The Interfaith Sustainability Project is Earlham's chapter of the White House Interfaith Challenge. Approved by the White House, our year-long initiative brings together students, faculty, and Richmond community members on the topic of spirituality and the environment.

Monday, October 31, 2011

Back-Campus Cleanup and Meditative Walk

Friday afternoon we held a back-campus cleanup and meditative walk. The event was co-sponsored by every single religious life group on campus: Earlham Christian Fellowship, Bahai Club, Buddhist House, Earlham Young Friends, Jewish Student Union, Interfaith House, Questing Catholics, Unitarian Universalists, and the Muslim Student Association.

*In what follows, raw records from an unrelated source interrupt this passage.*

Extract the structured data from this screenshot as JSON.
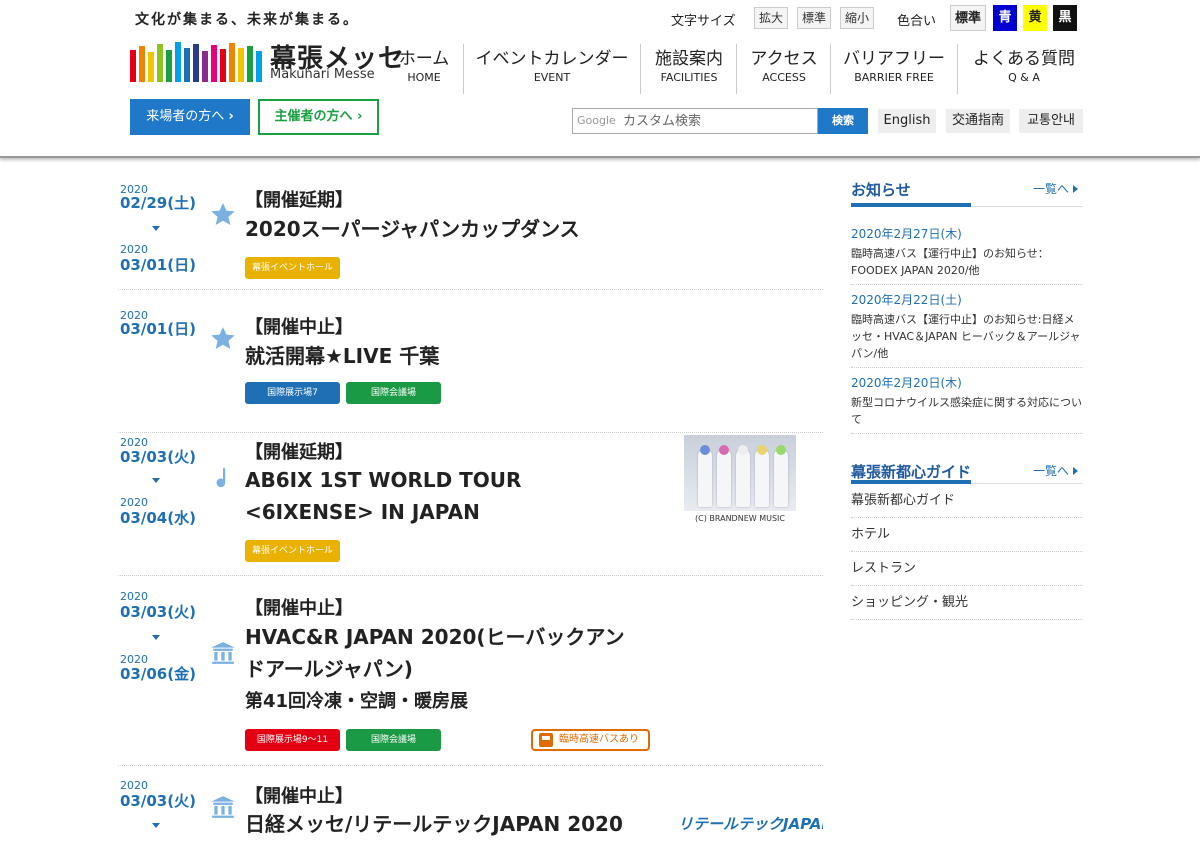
{
  "header": {
    "tagline": "文化が集まる、未来が集まる。",
    "logo_jp": "幕張メッセ",
    "logo_en": "Makuhari Messe",
    "font_size_label": "文字サイズ",
    "font_buttons": [
      "拡大",
      "標準",
      "縮小"
    ],
    "color_label": "色合い",
    "color_buttons": [
      "標準",
      "青",
      "黄",
      "黒"
    ],
    "nav": [
      {
        "jp": "ホーム",
        "en": "HOME"
      },
      {
        "jp": "イベントカレンダー",
        "en": "EVENT"
      },
      {
        "jp": "施設案内",
        "en": "FACILITIES"
      },
      {
        "jp": "アクセス",
        "en": "ACCESS"
      },
      {
        "jp": "バリアフリー",
        "en": "BARRIER FREE"
      },
      {
        "jp": "よくある質問",
        "en": "Q & A"
      }
    ],
    "visitor_button": "来場者の方へ",
    "organizer_button": "主催者の方へ",
    "search_brand": "Google",
    "search_placeholder": "カスタム検索",
    "search_button": "検索",
    "lang_buttons": [
      "English",
      "交通指南",
      "교통안내"
    ]
  },
  "events": [
    {
      "start_year": "2020",
      "start_date": "02/29(土)",
      "end_year": "2020",
      "end_date": "03/01(日)",
      "icon": "star-icon",
      "status": "【開催延期】",
      "title": [
        "2020スーパージャパンカップダンス"
      ],
      "tags": [
        "幕張イベントホール"
      ]
    },
    {
      "start_year": "2020",
      "start_date": "03/01(日)",
      "icon": "star-icon",
      "status": "【開催中止】",
      "title": [
        "就活開幕★LIVE 千葉"
      ],
      "tags": [
        "国際展示場7",
        "国際会議場"
      ]
    },
    {
      "start_year": "2020",
      "start_date": "03/03(火)",
      "end_year": "2020",
      "end_date": "03/04(水)",
      "icon": "music-note-icon",
      "status": "【開催延期】",
      "title": [
        "AB6IX 1ST WORLD TOUR",
        "<6IXENSE> IN JAPAN"
      ],
      "tags": [
        "幕張イベントホール"
      ],
      "photo_credit": "(C) BRANDNEW MUSIC"
    },
    {
      "start_year": "2020",
      "start_date": "03/03(火)",
      "end_year": "2020",
      "end_date": "03/06(金)",
      "icon": "building-icon",
      "status": "【開催中止】",
      "title": [
        "HVAC&R JAPAN 2020(ヒーバックアン",
        "ドアールジャパン)",
        "第41回冷凍・空調・暖房展"
      ],
      "tags": [
        "国際展示場9～11",
        "国際会議場"
      ],
      "bus_badge": "臨時高速バスあり"
    },
    {
      "start_year": "2020",
      "start_date": "03/03(火)",
      "icon": "building-icon",
      "status": "【開催中止】",
      "title": [
        "日経メッセ/リテールテックJAPAN 2020"
      ],
      "partner_logo": "リテールテックJAPAN"
    }
  ],
  "sidebar": {
    "news_title": "お知らせ",
    "more_label": "一覧へ",
    "news": [
      {
        "date": "2020年2月27日(木)",
        "text": "臨時高速バス【運行中止】のお知らせ：FOODEX JAPAN 2020/他"
      },
      {
        "date": "2020年2月22日(土)",
        "text": "臨時高速バス【運行中止】のお知らせ:日経メッセ・HVAC＆JAPAN ヒーバック＆アールジャパン/他"
      },
      {
        "date": "2020年2月20日(木)",
        "text": "新型コロナウイルス感染症に関する対応について"
      }
    ],
    "guide_title": "幕張新都心ガイド",
    "guide_items": [
      "幕張新都心ガイド",
      "ホテル",
      "レストラン",
      "ショッピング・観光"
    ]
  },
  "colors": {
    "accent": "#1f78c8",
    "organizer": "#1aa040",
    "date_blue": "#1f6fb5",
    "tag_yellow": "#e9b200",
    "tag_red": "#e40012",
    "bus_orange": "#e06b00"
  }
}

Earlham Environmental Action Coalition was also a co-sponsor. We started in a silent circle on The Heart, then got to know each other by sharing our favorite things about nature. Warm sunshine, vivid colors, blowing leaves, and God's presence were some of the answers given. We then set out in two groups for back-campus, hands gloved and trash bags in tow.

We walked in the back-campus woods for about an hour, some in silence and some not. We made sure to keep track of recycling and trash so that we would not have to sort it out later. By the end of the hour, we had more than 10 bags filled, along with a blue kiddy pool and a sled! We closed the meditative walk with another silent reflection circle around the bags filled with trash. It felt good to see the difference that we could make in just one hour, but it was also sad to think how much more there is to do. All attendees expressed interest in attending another back-campus cleanup, and we plan on having another one next semester.

In other news, steering committee members are working hard on outreach to local churches. We are also just starting to plan a discussion, hopefully led by Earlham religion professors, that is centered around environmentalism in sacred texts.

1 comment:

  1. A collective effort from the whole community can make a big difference in maintaining the cleanliness of our environment. Aside from regular clean up drives, improving social awareness about our deteriorating environment could also be used as a wake up call to everyone. If we don’t do something to save our world, then, we should be prepared to face the consequences.

    -Sabrina Garza